◆ PROBLEM REQUIREMENTS: From the entries below, copy out every line with "name" in it.

◆ EXCERPTED RECORDS:
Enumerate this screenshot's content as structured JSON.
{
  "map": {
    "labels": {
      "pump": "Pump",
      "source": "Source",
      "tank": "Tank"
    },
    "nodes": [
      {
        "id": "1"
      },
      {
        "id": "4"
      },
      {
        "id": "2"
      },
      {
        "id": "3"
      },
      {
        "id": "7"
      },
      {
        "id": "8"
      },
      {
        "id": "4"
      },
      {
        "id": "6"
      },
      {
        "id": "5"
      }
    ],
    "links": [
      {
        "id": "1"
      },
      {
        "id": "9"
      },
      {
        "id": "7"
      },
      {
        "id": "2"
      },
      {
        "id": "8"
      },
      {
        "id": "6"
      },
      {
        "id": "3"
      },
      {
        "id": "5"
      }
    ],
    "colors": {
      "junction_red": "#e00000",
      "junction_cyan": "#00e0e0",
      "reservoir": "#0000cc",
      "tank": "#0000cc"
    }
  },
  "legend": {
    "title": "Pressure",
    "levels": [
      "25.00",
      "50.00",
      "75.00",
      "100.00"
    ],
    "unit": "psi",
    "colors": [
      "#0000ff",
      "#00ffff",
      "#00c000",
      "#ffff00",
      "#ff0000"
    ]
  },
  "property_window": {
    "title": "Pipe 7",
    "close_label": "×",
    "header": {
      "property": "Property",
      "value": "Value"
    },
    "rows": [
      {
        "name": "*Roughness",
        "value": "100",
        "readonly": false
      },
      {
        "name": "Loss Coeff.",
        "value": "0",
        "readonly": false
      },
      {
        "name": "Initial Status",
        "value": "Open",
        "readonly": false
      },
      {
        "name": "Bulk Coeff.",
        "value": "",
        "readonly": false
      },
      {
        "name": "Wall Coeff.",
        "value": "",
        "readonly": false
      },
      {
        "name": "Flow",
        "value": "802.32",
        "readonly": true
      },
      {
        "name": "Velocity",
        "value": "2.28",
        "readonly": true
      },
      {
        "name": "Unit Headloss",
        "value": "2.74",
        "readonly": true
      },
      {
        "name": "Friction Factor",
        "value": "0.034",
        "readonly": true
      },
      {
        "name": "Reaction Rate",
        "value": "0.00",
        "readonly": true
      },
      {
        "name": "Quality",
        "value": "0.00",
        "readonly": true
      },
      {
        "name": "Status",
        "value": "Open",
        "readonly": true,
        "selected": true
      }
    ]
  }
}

◆ REPLY TO THE TASK:
        "name": "*Roughness",
        "name": "Loss Coeff.",
        "name": "Initial Status",
        "name": "Bulk Coeff.",
        "name": "Wall Coeff.",
        "name": "Flow",
        "name": "Velocity",
        "name": "Unit Headloss",
        "name": "Friction Factor",
        "name": "Reaction Rate",
        "name": "Quality",
        "name": "Status",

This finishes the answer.